Arnold's overtures are delightful and substantial works that show a master craftsman doing what he loved to do. Arnold may not have been the best conductor, but neither were Stravinsky, and especially Copland. No, we listen for the insights a composer can provide on how his work should sound. Since many of these works had never been recorded in 1992, and certainly haven't gotten much airtime since, we can safely see these recordings as both authoritative and definitive. How many composers can say that? One has to wonder; if Arnold had been in better health in '92, would the results have been even better than they are here? Not that it matters much. The London Philharmonic sounds incredible, full of energy, nuance, and zest. Arnold had a long and mostly happy association with the orchestra, and the rapport shows clearly and convincingly.

Arnold's overtures really do play more like stand-alone orchestral works; in other words, fans of Beethoven and Mozart will find themselves surprised. They have much more in common with the works of Berlioz that carry the same name. The scores are effervescent and full of life. They are hardly lightweight, for they require virtuosity of the highest order. Nor are they easily tied to any other composer; certainly this sounds little like Elgar, Holst, Vaughan Williams, or Walton. No, Arnold was a unique and entirely personal voice musically, something which may have hurt his popularity, but makes his work endearing and ultimately worth knowing.

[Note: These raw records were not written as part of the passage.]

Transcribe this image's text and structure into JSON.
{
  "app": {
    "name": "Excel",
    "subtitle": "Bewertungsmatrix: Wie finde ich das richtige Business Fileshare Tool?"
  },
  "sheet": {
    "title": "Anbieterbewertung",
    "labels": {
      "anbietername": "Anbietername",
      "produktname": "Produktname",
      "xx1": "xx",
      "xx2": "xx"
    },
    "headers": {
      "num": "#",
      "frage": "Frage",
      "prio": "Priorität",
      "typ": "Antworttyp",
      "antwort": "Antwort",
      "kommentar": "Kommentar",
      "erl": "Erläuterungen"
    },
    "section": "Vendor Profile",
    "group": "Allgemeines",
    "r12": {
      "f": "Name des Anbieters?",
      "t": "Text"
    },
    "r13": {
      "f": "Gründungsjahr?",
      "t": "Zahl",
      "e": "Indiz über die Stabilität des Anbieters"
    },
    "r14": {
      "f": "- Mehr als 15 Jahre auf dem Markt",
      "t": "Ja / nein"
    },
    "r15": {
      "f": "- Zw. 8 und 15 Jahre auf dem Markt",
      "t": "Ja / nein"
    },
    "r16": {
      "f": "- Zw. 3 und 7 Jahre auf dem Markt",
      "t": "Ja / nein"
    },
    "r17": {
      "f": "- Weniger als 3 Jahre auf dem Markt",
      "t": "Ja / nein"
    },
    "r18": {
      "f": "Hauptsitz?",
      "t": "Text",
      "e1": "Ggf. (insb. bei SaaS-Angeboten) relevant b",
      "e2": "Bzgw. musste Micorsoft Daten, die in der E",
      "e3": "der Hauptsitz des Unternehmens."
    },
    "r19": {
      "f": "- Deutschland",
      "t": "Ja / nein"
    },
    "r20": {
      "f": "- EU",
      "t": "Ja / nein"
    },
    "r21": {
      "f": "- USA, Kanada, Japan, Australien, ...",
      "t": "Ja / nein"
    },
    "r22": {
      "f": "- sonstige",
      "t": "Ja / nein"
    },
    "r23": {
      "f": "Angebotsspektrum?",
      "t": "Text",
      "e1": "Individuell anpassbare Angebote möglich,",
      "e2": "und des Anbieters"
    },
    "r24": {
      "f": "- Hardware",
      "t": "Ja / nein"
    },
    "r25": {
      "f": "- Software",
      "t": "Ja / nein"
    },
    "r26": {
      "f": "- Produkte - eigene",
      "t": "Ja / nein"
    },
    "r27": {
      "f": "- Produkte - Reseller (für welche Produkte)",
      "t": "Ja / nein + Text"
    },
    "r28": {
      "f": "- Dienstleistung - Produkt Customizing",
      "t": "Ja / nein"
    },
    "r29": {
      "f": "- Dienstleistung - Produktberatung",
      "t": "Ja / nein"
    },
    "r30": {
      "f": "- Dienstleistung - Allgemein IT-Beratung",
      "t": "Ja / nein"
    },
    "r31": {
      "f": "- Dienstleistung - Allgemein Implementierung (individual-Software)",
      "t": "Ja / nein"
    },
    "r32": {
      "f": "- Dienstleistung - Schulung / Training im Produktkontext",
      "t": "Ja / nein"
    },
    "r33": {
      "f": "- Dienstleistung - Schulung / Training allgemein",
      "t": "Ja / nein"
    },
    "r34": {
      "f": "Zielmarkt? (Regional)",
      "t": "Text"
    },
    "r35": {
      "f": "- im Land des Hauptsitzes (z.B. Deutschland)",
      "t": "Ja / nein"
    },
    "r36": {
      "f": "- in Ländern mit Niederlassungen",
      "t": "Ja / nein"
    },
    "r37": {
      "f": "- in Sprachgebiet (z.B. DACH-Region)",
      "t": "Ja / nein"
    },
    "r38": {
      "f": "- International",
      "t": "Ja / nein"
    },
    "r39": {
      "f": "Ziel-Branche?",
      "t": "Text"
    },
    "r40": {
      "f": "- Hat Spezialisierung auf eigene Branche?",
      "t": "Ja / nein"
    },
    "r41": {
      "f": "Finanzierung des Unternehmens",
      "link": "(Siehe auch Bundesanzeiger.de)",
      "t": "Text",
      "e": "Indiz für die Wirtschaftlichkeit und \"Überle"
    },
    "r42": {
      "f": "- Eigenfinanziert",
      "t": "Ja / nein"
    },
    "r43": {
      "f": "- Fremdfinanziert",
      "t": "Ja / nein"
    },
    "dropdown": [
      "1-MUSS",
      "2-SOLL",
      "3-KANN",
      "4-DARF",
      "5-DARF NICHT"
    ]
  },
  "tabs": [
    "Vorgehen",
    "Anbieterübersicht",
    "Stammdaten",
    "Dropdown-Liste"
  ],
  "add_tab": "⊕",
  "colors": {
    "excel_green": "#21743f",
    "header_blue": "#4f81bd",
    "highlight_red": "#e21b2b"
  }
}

Listeners have been enthralled with this disc since the 90's, and there's no reason not to give it a try now. Simply excellent.

Copyright © 2013, Brian Wigman

Trumpet